They may be cute, small and fluffy but sugar gliders pose a major threat to one of the country’s most endangered birds.
The little marsupials found in various places across Australia are sadly having a severe impact on the breeding of Tasmania’s swift parrot and as a result may be culled under plans by the state government.
Currently the gliders are causing a problem as they eat swift parrot eggs, kill chicks and even adults birds, with a whopping 79 per cent of nests and 69 per cent of breeding females falling victim to the marsupials each year.
However, according to the ABC this hasn’t gone down well with not-for-profit animal rights group Animal Liberation Tasmania.
“It’s one of those difficult situations, because the swift parrot needs all the help it can get…but at the same time it’s just this disappointing cycle of government bodies and agencies viewing conservation efforts as purely ‘kill kill kill,” spokesperson Kristy Algar told the national broadcaster.
Rather than opting to cull, Algar said there are plenty of other options to consider that won’t impact other animals.
The spokesperson told the ABC the actions of humans have also led to the dwindling numbers of the parrots over the years with logging and habitat destruction.
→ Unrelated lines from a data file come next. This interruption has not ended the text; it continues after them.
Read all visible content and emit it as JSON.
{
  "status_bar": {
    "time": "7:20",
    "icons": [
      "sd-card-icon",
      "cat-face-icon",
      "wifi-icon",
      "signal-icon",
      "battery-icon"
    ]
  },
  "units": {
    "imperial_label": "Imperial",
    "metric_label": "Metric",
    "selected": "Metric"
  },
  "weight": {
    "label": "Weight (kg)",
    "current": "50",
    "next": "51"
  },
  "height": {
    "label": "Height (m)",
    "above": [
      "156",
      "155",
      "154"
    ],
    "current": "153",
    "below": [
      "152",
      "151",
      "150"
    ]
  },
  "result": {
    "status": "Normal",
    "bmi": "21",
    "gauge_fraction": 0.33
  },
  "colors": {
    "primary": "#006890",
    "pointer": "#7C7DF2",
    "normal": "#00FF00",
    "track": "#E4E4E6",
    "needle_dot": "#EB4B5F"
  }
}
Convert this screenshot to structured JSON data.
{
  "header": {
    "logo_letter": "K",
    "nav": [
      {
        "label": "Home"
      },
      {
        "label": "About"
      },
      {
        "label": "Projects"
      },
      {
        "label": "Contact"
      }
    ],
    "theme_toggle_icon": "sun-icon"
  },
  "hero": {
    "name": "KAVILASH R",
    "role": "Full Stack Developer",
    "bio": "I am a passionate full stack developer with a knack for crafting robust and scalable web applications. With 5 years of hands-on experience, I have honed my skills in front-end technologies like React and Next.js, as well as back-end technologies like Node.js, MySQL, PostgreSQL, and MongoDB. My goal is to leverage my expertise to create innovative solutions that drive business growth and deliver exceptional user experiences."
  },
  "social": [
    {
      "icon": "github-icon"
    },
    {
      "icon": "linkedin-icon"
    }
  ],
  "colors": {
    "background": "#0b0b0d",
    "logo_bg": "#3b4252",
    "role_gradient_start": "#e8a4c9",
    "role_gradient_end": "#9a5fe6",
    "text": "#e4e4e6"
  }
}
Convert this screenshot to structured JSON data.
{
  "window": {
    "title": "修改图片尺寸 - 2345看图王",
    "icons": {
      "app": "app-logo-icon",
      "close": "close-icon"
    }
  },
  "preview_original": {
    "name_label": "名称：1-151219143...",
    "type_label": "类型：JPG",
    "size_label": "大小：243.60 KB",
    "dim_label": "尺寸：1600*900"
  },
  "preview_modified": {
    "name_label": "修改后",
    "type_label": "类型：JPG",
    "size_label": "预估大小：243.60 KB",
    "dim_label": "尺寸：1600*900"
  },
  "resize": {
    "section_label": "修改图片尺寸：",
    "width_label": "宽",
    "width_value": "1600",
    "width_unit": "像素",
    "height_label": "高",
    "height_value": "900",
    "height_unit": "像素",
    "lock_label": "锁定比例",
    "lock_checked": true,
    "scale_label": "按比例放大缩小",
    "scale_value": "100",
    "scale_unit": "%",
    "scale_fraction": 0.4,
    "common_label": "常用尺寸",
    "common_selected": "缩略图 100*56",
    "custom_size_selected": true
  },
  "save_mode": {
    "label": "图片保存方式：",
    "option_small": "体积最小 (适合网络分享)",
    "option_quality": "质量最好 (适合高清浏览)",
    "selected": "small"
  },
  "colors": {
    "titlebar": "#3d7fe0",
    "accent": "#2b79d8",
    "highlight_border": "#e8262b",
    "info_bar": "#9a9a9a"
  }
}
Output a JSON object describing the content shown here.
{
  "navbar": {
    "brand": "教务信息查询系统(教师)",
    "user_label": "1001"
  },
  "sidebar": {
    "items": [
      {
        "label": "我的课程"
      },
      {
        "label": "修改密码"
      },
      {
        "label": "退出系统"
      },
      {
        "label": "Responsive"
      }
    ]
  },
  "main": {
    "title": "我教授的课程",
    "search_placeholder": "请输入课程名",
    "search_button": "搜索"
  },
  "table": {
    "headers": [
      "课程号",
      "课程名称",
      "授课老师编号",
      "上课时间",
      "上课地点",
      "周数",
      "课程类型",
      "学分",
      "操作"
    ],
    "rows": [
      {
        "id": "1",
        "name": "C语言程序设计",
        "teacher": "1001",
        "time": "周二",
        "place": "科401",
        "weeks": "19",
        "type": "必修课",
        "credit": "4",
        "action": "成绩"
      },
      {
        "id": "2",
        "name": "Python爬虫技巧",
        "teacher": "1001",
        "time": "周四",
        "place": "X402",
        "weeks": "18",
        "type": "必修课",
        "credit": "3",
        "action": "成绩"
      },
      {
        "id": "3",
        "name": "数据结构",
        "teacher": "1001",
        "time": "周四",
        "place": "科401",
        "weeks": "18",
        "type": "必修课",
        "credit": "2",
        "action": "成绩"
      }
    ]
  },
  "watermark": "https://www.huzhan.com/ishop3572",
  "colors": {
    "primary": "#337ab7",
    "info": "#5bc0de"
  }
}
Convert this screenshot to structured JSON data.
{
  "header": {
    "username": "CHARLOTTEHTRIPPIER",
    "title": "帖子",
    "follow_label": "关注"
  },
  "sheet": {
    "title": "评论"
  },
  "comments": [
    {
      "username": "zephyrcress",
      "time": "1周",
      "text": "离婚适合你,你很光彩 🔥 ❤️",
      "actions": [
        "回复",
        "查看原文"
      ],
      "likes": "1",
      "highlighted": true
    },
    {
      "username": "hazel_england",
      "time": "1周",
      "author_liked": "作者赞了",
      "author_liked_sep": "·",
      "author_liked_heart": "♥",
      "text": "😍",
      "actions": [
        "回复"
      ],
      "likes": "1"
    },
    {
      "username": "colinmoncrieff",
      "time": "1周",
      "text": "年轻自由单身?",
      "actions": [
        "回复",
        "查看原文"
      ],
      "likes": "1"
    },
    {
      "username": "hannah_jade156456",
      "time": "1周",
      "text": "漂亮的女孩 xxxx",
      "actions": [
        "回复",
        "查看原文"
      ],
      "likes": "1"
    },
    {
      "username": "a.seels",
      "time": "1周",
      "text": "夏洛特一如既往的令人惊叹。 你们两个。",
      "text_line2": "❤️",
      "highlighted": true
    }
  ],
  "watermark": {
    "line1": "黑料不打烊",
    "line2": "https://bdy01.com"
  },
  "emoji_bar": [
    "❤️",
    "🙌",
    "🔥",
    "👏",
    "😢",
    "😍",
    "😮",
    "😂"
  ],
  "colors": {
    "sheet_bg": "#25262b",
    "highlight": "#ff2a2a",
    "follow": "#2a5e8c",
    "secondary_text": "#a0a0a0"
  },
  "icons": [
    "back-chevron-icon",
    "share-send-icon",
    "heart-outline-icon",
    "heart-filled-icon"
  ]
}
“We need to actually start looking a little bit more closely at ourselves as a species rather than blaming what we deem invasive species,” Algar said.
Animals on the land aren’t the only ones at threat of culling, with four sharks recently killed off the coast off Queensland after two people were bitten in seperate life-threatening attacks.
Read more: ‘It’s their territory’: Outrage as four sharks culled in Whitsundays
Officials from Fisheries Queensland enticed the sharks to their fate using baited lines and “humanely euthanised” the predators, despite being unsure whether they were the creatures responsible for the attacks on 46-year-old Justine Barwick and 12-year-old Hannah Papps.
However the state government’s actions have now been slammed by conservation groups and members of the public, with experts claiming the use of baited drum lines could actually make the situation worse, rather than prevent further attacks as intended.